--- GOAL OF THE EXERCISE ---
Scan the entries that follow and copy out every line containing "this".

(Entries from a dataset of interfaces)
━━━━━━
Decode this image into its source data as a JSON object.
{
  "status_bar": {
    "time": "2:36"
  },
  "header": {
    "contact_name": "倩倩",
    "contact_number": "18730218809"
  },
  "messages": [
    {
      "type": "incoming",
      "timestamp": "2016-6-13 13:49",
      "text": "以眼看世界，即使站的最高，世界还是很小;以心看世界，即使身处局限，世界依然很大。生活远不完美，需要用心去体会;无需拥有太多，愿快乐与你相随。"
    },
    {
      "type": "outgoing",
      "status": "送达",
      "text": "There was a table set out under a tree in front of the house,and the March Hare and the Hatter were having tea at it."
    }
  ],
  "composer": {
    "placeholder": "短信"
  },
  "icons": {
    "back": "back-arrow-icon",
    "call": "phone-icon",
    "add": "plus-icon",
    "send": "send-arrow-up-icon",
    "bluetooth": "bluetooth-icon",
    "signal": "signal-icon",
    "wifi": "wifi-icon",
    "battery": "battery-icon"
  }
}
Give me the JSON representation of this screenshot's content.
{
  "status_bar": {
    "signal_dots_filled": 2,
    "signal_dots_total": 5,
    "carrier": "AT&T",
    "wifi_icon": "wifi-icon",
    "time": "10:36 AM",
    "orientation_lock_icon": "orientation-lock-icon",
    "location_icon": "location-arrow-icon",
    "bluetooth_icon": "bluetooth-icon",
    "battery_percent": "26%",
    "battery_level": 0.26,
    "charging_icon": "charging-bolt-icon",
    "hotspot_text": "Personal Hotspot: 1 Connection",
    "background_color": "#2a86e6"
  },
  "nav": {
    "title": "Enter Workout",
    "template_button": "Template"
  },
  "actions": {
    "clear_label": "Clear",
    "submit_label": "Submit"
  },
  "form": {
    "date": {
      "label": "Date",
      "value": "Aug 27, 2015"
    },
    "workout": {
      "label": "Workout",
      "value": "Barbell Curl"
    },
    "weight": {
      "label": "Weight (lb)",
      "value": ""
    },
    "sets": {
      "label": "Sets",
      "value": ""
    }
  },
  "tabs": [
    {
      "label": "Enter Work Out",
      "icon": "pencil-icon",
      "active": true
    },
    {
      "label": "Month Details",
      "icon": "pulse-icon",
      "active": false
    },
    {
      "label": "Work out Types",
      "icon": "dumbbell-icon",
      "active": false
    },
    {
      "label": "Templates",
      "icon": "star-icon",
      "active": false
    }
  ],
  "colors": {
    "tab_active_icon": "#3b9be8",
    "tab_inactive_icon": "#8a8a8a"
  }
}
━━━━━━
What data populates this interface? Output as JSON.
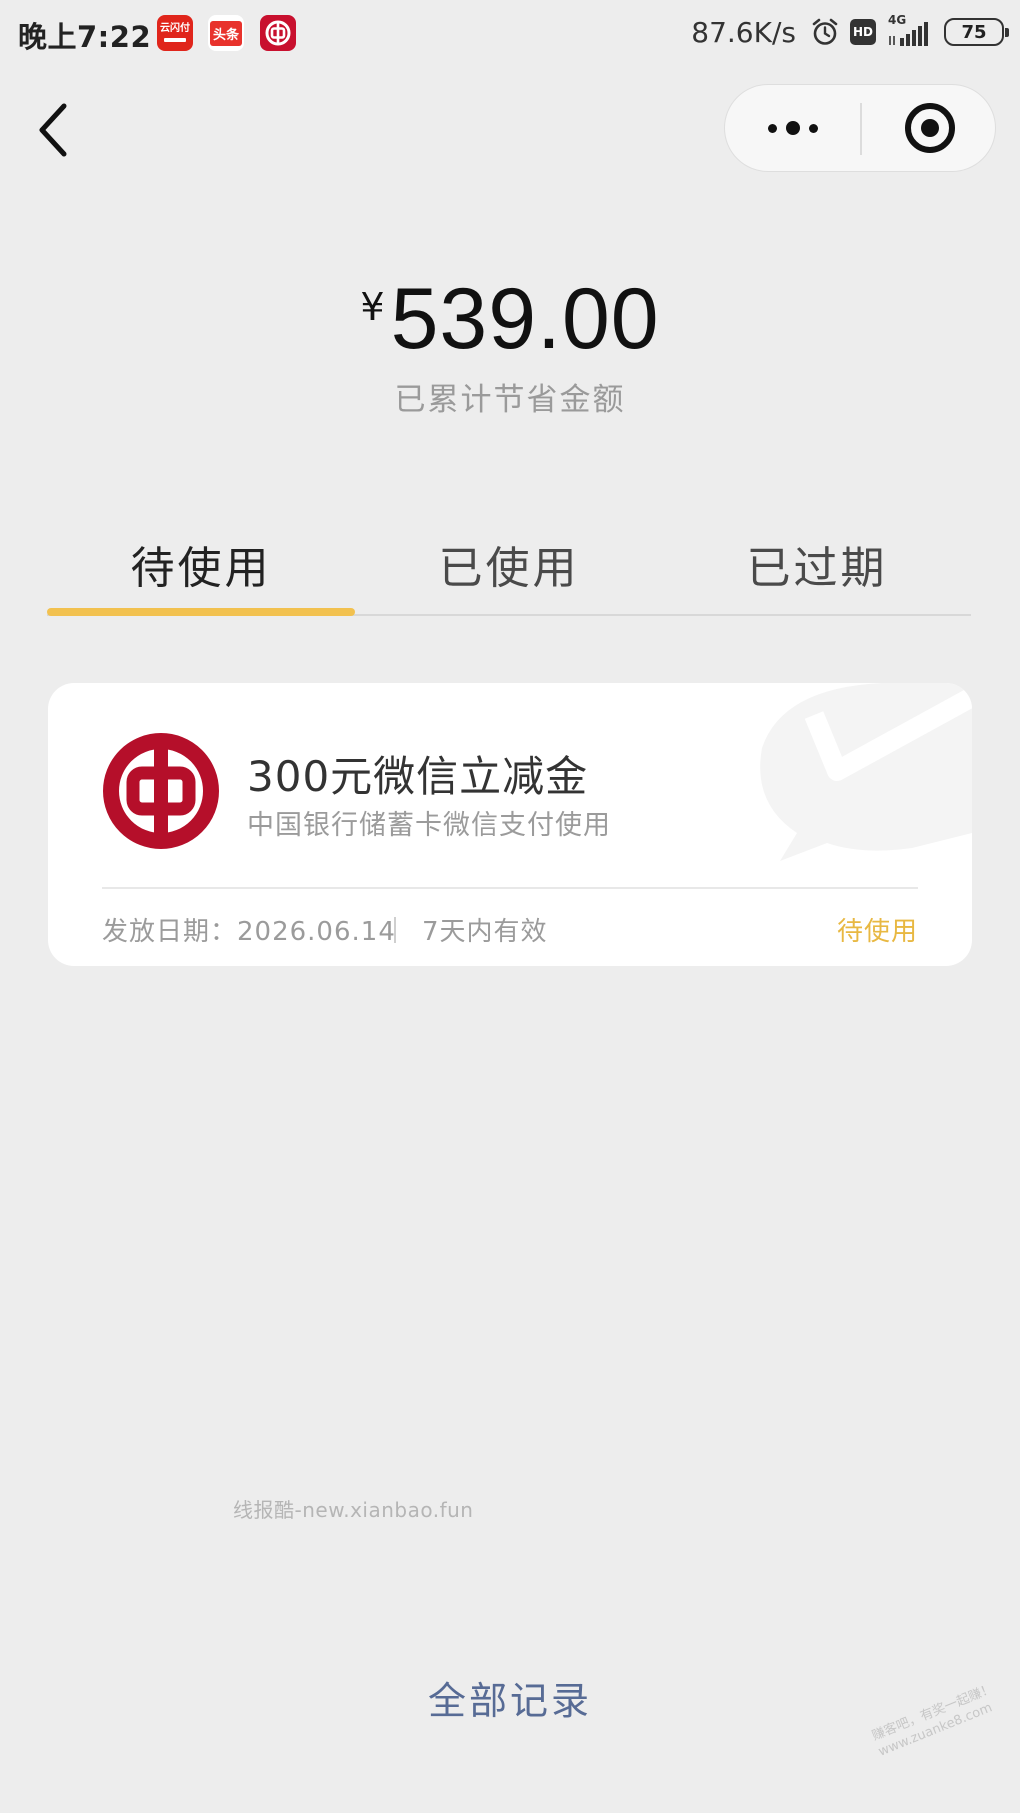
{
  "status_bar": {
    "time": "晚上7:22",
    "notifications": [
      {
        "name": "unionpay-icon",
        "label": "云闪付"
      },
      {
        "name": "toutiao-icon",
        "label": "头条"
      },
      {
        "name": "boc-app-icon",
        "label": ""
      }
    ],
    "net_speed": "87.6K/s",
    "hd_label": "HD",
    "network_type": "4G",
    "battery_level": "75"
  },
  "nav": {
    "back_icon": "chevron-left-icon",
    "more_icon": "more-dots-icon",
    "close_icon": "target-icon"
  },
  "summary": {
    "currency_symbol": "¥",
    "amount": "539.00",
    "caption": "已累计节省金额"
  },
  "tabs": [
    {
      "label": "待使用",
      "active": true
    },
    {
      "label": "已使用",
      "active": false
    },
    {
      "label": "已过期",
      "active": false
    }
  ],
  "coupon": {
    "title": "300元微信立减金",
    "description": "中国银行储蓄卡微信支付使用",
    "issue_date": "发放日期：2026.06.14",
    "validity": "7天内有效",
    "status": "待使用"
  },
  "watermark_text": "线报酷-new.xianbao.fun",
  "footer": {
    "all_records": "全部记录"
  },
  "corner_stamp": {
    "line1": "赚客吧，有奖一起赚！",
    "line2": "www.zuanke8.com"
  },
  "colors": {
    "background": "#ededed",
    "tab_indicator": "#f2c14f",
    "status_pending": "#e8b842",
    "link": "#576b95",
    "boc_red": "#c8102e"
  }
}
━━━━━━
--- SOLUTION TO THE EXERCISE ---
Decode this image into its source data as a JSON object.
Give me the JSON representation of this screenshot's content.
What data populates this interface? Output as JSON.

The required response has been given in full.